Have you ever watched a compilation? Maybe you love Funniest Home Videos or you search ‘fail’ on YouTube looking for clips of people crashing motorcycles into signs or having parkour accidents. Maybe a friend of yours buys or downloads compilations of scenes of a particular genre of pornography (because, you know, you don’t do that yourself) rather than have to sit through ‘plot’ when it’s the last thing porn’s good at (so your friend tells you).
”The Raid” is something similar. It’s not totally devoid of a narrative, but it knows it’s the Hong Kong-style action equivalent of a compilation, a mixtape of martial arts, gun battles and blood. It reverently homages the early careers of Asian action talent like John Woo and Chow Yun Fat where the dialogue was clunky, the story paper thin, the sense of motion kinetic and the violence as strong as anything you can see in a horror movie from the Western world.
You want story? Okay, a SWAT team tries to quietly infiltrate a high-rise apartment block slum in Jakarta early one morning to capture the gleefully scary mobster who runs it. But thanks to the urban militia at his command, the desperate cops are soon outgunned, outmanned and fighting to stay alive inside.
He uses the building’s PA system to put a price on the cops’ heads, so along with his two lieutenants, a cadre of underling thugs and gangs of armed opportunists, he forms the apex of a video-game structure where the well-intentioned police are left fighting through levels of villains, each more dangerous than the last (right up to the guy who holds off two opponents even with a snapped-off fluorescent bulb stabbed into his neck).
As directors chasing PG ratings know, it’s entirely possible to portray action with little or no bloodshed. The Raid’s UK-born director Gareth Evans goes the other way – every impact of a bullet, fist, foot, door, wall or light fitting does the maximum damage we can imagine and blood, brains and bone shower everywhere.
The constant barrage will sound to many like a recipe for boredom but even without dramatic subtlety to bring balance, every minute of ”The Raid” keeps you on the edge of your seat. Maybe the sheer ferociousness and audacity of the violence grips makes you wonder just how much bloodier it can get.
Evans keeps things level and the film never devolves into camp. Even though it will elicit plenty of laughs simply because of how far he’s willing to take the carnage, it doesn’t contain any jokes and takes itself seriously – even when the fight scenes go on long enough and the characters endure enough injury to surpass other movies, let alone reality.

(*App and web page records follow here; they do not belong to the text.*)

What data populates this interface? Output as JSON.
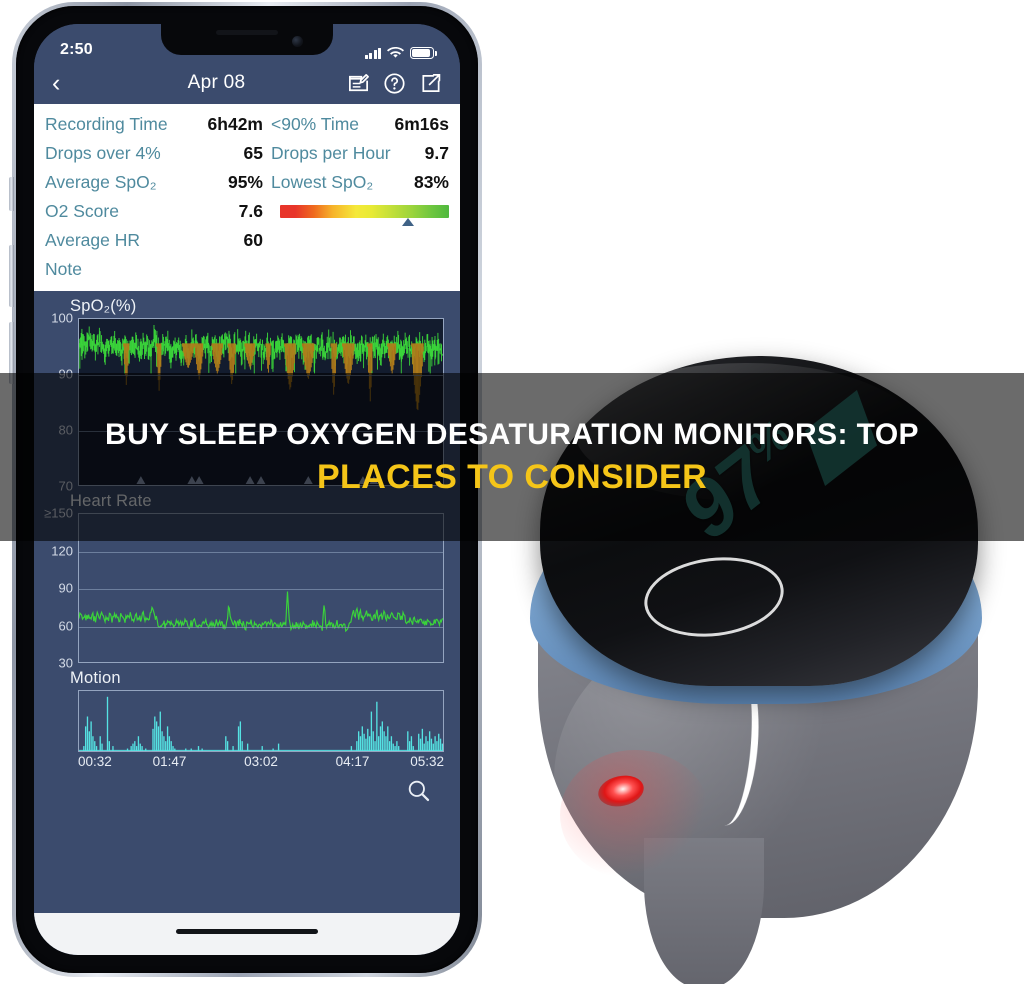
{
  "banner": {
    "line1": "BUY SLEEP OXYGEN DESATURATION MONITORS: TOP",
    "line2": "PLACES TO CONSIDER",
    "line1_color": "#ffffff",
    "line2_color": "#f5c518",
    "scrim_color": "rgba(0,0,0,0.58)"
  },
  "phone": {
    "status_bar": {
      "time": "2:50",
      "signal_icon": "cellular-bars-icon",
      "wifi_icon": "wifi-icon",
      "battery_icon": "battery-icon"
    },
    "nav_bar": {
      "back_icon": "chevron-left-icon",
      "title": "Apr 08",
      "edit_icon": "edit-note-icon",
      "help_icon": "question-circle-icon",
      "share_icon": "share-square-icon"
    },
    "stats": {
      "rows": [
        {
          "label_left": "Recording Time",
          "value_left": "6h42m",
          "label_right": "<90% Time",
          "value_right": "6m16s"
        },
        {
          "label_left": "Drops over 4%",
          "value_left": "65",
          "label_right": "Drops per Hour",
          "value_right": "9.7"
        },
        {
          "label_left": "Average SpO₂",
          "value_left": "95%",
          "label_right": "Lowest SpO₂",
          "value_right": "83%"
        },
        {
          "label_left": "O2 Score",
          "value_left": "7.6",
          "label_right": "o2-score-gradient-bar",
          "value_right": ""
        },
        {
          "label_left": "Average HR",
          "value_left": "60",
          "label_right": "",
          "value_right": ""
        },
        {
          "label_left": "Note",
          "value_left": "",
          "label_right": "",
          "value_right": ""
        }
      ],
      "o2_score_marker_percent": "76",
      "label_color": "#4f8a9e",
      "value_color": "#111111"
    },
    "search_icon": "magnifier-icon",
    "home_indicator": "home-indicator"
  },
  "device": {
    "display_value": "97",
    "display_unit": "%",
    "display_color": "#2e7d74",
    "led_label": "red-sensor-led",
    "button_label": "power-button"
  },
  "chart_data": [
    {
      "type": "line",
      "title": "SpO₂(%)",
      "ylabel": "SpO₂(%)",
      "xlabel": "",
      "ylim": [
        70,
        100
      ],
      "yticks": [
        100,
        90,
        80,
        70
      ],
      "grid": true,
      "legend": "none",
      "series": [
        {
          "name": "SpO2",
          "color": "#3ad43a",
          "desat_color": "#b07b1a",
          "values": [
            96,
            97,
            96,
            95,
            96,
            97,
            96,
            95,
            96,
            95,
            96,
            97,
            96,
            95,
            94,
            96,
            95,
            96,
            95,
            96,
            95,
            96,
            95,
            94,
            95,
            96,
            95,
            94,
            95,
            96,
            95,
            96,
            95,
            94,
            95,
            96,
            95,
            96,
            95,
            94,
            96,
            97,
            96,
            95,
            94,
            95,
            96,
            95,
            96,
            95,
            94,
            95,
            96,
            95,
            96,
            95,
            94,
            95,
            96,
            95,
            94,
            95,
            96,
            95,
            96,
            95,
            94,
            95,
            96,
            95,
            96,
            95,
            94,
            95,
            96,
            95,
            94,
            95,
            96,
            95,
            96,
            97,
            96,
            95,
            94,
            96,
            95,
            96,
            95,
            94,
            95,
            96,
            95,
            96,
            95,
            94,
            95,
            96,
            95,
            96,
            95,
            94,
            95,
            96,
            95,
            96,
            95,
            94,
            95,
            96,
            95,
            96,
            95,
            94,
            95,
            96,
            95,
            94,
            95,
            96,
            95,
            96,
            95,
            94,
            95,
            96,
            95,
            96,
            95,
            94,
            95,
            96,
            95,
            96,
            95,
            94,
            95,
            96,
            95,
            96,
            95,
            94,
            95,
            96,
            95,
            96,
            95,
            94,
            95,
            96,
            95,
            96,
            95,
            94,
            95,
            96,
            95,
            96,
            95,
            94,
            95,
            96,
            95,
            96,
            95,
            94,
            95,
            96,
            95,
            96,
            95,
            94,
            95,
            96,
            95,
            96,
            95,
            94,
            95,
            96,
            95,
            96,
            95,
            94,
            95,
            96,
            95,
            96,
            95,
            94,
            95,
            96,
            95,
            94,
            95,
            96,
            95,
            96,
            95,
            94
          ]
        }
      ],
      "desat_dip_minima": [
        88,
        87,
        91,
        89,
        90,
        88,
        91,
        90,
        87,
        89,
        86,
        88,
        85,
        90,
        83
      ],
      "marker_glyph": "event-triangle-marker",
      "marker_count": 8
    },
    {
      "type": "line",
      "title": "Heart Rate",
      "ylabel": "Heart Rate",
      "xlabel": "",
      "ylim": [
        30,
        150
      ],
      "yticks": [
        "≥150",
        "120",
        "90",
        "60",
        "30"
      ],
      "grid": true,
      "legend": "none",
      "series": [
        {
          "name": "HR",
          "color": "#3ad43a",
          "values": [
            66,
            68,
            64,
            70,
            65,
            67,
            63,
            69,
            66,
            64,
            68,
            65,
            70,
            66,
            63,
            67,
            65,
            69,
            64,
            66,
            68,
            65,
            63,
            70,
            66,
            64,
            67,
            65,
            69,
            66,
            63,
            68,
            65,
            67,
            64,
            70,
            66,
            63,
            65,
            68,
            76,
            70,
            66,
            62,
            58,
            60,
            63,
            59,
            61,
            64,
            60,
            62,
            58,
            61,
            63,
            59,
            62,
            60,
            64,
            61,
            59,
            62,
            60,
            63,
            61,
            59,
            62,
            60,
            61,
            63,
            59,
            60,
            62,
            61,
            59,
            62,
            60,
            63,
            61,
            59,
            60,
            62,
            78,
            64,
            60,
            62,
            59,
            61,
            63,
            60,
            62,
            58,
            61,
            60,
            63,
            59,
            61,
            62,
            60,
            58,
            61,
            59,
            62,
            60,
            61,
            63,
            59,
            60,
            62,
            58,
            61,
            59,
            62,
            60,
            88,
            62,
            58,
            60,
            59,
            61,
            58,
            60,
            59,
            62,
            58,
            60,
            61,
            59,
            62,
            58,
            60,
            59,
            61,
            58,
            76,
            60,
            58,
            61,
            59,
            60,
            58,
            62,
            59,
            61,
            58,
            60,
            55,
            58,
            62,
            66,
            70,
            68,
            72,
            66,
            70,
            64,
            68,
            72,
            66,
            70,
            64,
            68,
            66,
            70,
            64,
            68,
            66,
            72,
            64,
            68,
            66,
            70,
            64,
            68,
            66,
            70,
            64,
            68,
            66,
            62,
            64,
            66,
            62,
            64,
            66,
            62,
            64,
            66,
            62,
            60,
            62,
            64,
            62,
            60,
            62,
            64,
            62,
            60,
            62,
            64
          ]
        }
      ],
      "peaks": [
        88,
        78,
        76,
        76
      ]
    },
    {
      "type": "bar",
      "title": "Motion",
      "ylabel": "",
      "xlabel": "",
      "grid": false,
      "legend": "none",
      "series": [
        {
          "name": "Motion",
          "color": "#55e3e3",
          "values": [
            0,
            0,
            2,
            10,
            14,
            8,
            12,
            6,
            4,
            2,
            0,
            6,
            3,
            0,
            0,
            22,
            4,
            0,
            2,
            0,
            0,
            0,
            0,
            0,
            0,
            0,
            1,
            0,
            2,
            3,
            4,
            2,
            6,
            3,
            2,
            0,
            1,
            0,
            0,
            0,
            9,
            14,
            12,
            10,
            16,
            8,
            6,
            4,
            10,
            6,
            4,
            2,
            1,
            0,
            0,
            0,
            0,
            0,
            1,
            0,
            0,
            1,
            0,
            0,
            0,
            2,
            0,
            1,
            0,
            0,
            0,
            0,
            0,
            0,
            0,
            0,
            0,
            0,
            0,
            0,
            6,
            4,
            0,
            0,
            2,
            0,
            0,
            10,
            12,
            4,
            0,
            0,
            3,
            0,
            0,
            0,
            0,
            0,
            0,
            0,
            2,
            0,
            0,
            0,
            0,
            0,
            1,
            0,
            0,
            3,
            0,
            0,
            0,
            0,
            0,
            0,
            0,
            0,
            0,
            0,
            0,
            0,
            0,
            0,
            0,
            0,
            0,
            0,
            0,
            0,
            0,
            0,
            0,
            0,
            0,
            0,
            0,
            0,
            0,
            0,
            0,
            0,
            0,
            0,
            0,
            0,
            0,
            0,
            0,
            2,
            0,
            0,
            4,
            8,
            6,
            10,
            7,
            5,
            9,
            6,
            16,
            8,
            4,
            20,
            6,
            10,
            12,
            8,
            6,
            10,
            4,
            6,
            3,
            2,
            4,
            2,
            0,
            0,
            0,
            0,
            8,
            4,
            6,
            2,
            0,
            0,
            7,
            5,
            9,
            3,
            6,
            4,
            8,
            5,
            3,
            6,
            4,
            7,
            5,
            3
          ]
        }
      ],
      "xticks": [
        "00:32",
        "01:47",
        "03:02",
        "04:17",
        "05:32"
      ]
    }
  ]
}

”The Raid” is certainly one way to get Hollywood’s attention (and the inevitable US remake is already in planning), and while Evans might have had a hard time getting a gig directing a period drama or rom-com, he’s taken a classic style and made it all his own.